Practice: “When you are present at the birth of a child you may find yourself weeping and singing. Describe what you see: the mother’s face, the rush of energy when the baby finally enters the world after many attempts… When you write, stay in direct connection with the sense and what you are writing about. If you are writing from first thoughts — the way your mind first flashes on something before second and third thoughts take over and comment, criticize, and evaluate — you don’t have to worry.” ~Natalie Goldberg in Writing Down The Bones

Remember: “Invention is the finest thing but you cannot invent anything that would not actually happen.” ~ Ernest Hemingway

Elements of Storytelling 4: Heritage
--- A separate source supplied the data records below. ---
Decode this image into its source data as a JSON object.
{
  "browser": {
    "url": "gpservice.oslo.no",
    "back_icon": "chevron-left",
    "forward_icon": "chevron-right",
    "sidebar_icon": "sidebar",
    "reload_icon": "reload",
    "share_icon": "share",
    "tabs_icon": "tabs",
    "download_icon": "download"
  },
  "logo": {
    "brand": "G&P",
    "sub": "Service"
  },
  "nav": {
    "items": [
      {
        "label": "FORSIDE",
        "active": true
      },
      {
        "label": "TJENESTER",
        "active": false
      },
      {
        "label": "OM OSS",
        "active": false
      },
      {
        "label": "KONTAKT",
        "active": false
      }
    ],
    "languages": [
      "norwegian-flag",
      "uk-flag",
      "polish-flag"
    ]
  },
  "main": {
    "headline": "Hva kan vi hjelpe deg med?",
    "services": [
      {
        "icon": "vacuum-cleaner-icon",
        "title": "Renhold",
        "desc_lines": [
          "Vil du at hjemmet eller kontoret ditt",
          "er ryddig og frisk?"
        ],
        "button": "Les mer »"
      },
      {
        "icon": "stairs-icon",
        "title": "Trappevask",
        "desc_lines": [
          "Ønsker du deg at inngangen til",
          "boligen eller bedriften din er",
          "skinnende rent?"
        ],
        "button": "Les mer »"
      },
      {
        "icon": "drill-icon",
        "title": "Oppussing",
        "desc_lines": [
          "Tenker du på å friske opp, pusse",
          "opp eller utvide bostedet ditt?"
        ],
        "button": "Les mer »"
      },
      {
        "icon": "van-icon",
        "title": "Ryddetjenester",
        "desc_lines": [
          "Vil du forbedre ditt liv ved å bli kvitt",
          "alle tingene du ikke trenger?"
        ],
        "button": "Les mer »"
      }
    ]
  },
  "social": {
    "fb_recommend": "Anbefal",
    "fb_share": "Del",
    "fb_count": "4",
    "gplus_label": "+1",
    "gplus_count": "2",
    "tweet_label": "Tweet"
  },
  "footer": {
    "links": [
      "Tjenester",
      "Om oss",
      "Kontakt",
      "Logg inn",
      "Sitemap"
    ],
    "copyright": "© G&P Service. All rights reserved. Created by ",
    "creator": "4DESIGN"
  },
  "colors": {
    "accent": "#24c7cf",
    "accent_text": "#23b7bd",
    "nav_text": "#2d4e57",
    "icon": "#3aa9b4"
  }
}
Storytelling is the essence of communication. Whether you are a writer, entrepreneur or politician your story is how you connect with people.

The elements of storytelling are like the letters of the alphabet. Once you know them, you can put them together to tell your story in the best way possible.

Element 4: Heritage

Stories are how we connect to the past and make sense of the present. Heritage gives us a sense of shared lives, experiences, and memories.

pickle-stjohn-dolly

Case study: St. John & Dolly Smith’s Pickles

What it is:

Possibly Britain’s best pickles, sauces and chutneys. The first time I tried St. John & Dolly Smith’s ‘Scotch Bonnet Pickle’ my taste buds lit up like someone put 1000 volts through them. It was a blistering simultaneous hit of taste and sensation. The heat-wave receded leaving two questions: Who made this? And: Where can I get some more?

I tracked down founder and self-styled Pickleman Chris Smith and discovered a backstory as flavourful as his creations.

Why it matters:

The sauces, pickles and chutneys would be extraordinary, with or without the story of St. John and Dolly Smith. But by connecting his product to its heritage, Chris taps into a primal hunger for stories about love, belonging, success and navigating an ever-changing world. His heritage touches on history, empire, education, immigration, death, and the inevitable march of time. The details of our stories are different, but every one of us experiences equally big, scary, life events. I fell in love with the pickle and its promise that change can be beautiful and there is always another chapter to be written.

The St. John & Dolly Smith story:

St. John Smith taught at some of India’s best schools, some of which were boarding schools where Dolly’s role was that of house matron. When their two older sons left university they moved to England with 13-year-old Chris. It was the first time he’d left India and his abiding memory is of coming off the boat to see frost so thick on the ground it looked like snow. The utter foreignness of his new home was assuaged by the familiar foods of Bangalore.

“Friends were crazy about my parent’s cooking. They would come around with a list of requests for their favourites but my mum and dad were very modest,” Chris recalls fondly. “They always thought ‘oh, they’re just being polite.’”

As the son of gifted cooks, he admits to never doing much in the kitchen. “Why would I, when they could do it better?” One of Dolly’s traditions was taking jars of pickle to school reunions, a flavoursome evocation of shared memories. After his mother passed away, a chance meeting with one of her old friends encouraged Chris to dig out her recipes and revisit his culinary heritage.

Read more here

Practice: “Write down everything you can remember about every birthday or Christmas or Seder or Easter or whatever, every relative who was there. Write down all the stuff you swore you’d never tell another soul. What can you recall about your birthday parties — the disasters, the days of grace, your relatives’ faces lit up by birthday candles? Scratch around for details: what people ate, listened to, wore — those terrible petaled swim caps, the men’s awful trunks, the cocktail dress your voluptuous aunt wore that was so slinky she practically needed the Jaws of Life to get out of it.” ~Anne Lamott in Bird By Bird

Remember: Even if you were in a prison whose walls allowed none of the sounds of the world to reach your senses — would you not still have always your childhood, that precious, royal richness, that treasure house of memories?” ~ Rainer Maria Rilke